Work task:
Within the records below, find each line that holds the string "Snap", then copy it.

App and web page records
┄┄┄┄┄┄
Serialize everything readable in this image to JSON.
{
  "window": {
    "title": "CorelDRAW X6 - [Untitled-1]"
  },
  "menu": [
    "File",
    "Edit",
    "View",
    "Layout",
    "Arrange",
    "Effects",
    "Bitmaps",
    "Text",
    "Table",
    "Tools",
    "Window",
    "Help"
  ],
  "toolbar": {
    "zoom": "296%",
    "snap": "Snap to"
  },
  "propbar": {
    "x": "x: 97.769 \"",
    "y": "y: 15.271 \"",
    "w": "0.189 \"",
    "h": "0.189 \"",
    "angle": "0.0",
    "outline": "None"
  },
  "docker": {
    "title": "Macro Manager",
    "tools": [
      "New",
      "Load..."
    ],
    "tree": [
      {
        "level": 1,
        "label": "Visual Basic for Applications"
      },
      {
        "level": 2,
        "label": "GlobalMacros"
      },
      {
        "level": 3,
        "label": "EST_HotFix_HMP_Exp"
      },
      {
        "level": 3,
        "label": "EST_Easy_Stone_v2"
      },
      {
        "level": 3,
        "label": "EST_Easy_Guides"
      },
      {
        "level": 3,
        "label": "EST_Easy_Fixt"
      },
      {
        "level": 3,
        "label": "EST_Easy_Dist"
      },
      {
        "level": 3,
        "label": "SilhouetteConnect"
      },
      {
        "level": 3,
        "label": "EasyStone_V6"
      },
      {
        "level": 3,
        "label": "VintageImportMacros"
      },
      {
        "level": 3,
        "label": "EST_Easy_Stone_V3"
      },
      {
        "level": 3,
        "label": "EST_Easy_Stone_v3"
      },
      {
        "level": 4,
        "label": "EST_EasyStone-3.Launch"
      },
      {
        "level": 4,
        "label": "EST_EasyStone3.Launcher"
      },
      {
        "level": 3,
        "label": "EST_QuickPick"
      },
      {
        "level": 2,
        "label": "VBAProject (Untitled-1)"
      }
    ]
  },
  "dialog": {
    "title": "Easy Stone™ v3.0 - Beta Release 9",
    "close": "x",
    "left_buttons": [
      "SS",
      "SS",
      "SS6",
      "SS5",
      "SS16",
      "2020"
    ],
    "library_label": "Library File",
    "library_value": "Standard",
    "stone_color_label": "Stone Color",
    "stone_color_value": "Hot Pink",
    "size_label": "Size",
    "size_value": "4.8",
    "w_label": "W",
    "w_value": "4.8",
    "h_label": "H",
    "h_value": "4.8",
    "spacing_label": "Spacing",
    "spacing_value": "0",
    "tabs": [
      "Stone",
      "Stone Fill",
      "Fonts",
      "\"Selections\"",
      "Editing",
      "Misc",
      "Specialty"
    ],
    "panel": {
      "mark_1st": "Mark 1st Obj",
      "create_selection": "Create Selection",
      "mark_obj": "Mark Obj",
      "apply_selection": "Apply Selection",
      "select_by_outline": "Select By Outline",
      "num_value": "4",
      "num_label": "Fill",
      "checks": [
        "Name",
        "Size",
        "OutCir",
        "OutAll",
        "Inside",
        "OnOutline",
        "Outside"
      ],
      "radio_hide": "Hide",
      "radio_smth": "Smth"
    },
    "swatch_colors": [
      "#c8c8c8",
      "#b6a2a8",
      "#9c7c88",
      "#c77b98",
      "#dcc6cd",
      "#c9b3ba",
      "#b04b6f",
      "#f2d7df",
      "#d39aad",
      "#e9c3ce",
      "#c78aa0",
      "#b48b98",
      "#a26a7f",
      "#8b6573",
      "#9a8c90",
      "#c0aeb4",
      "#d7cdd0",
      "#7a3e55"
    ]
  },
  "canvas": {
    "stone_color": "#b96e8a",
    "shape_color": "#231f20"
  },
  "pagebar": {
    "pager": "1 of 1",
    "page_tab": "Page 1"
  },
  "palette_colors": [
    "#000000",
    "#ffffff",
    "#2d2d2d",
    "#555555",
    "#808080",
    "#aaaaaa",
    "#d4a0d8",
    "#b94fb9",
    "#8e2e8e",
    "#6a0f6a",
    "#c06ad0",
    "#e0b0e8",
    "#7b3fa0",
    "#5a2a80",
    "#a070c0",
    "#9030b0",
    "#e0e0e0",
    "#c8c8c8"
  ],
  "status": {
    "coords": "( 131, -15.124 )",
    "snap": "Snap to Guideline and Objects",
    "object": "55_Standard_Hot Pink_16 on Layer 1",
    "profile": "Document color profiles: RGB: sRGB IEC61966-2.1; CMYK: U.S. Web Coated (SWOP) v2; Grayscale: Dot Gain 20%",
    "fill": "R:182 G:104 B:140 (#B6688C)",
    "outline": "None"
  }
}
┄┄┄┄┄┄
Task result:
    "snap": "Snap to"
    "snap": "Snap to Guideline and Objects",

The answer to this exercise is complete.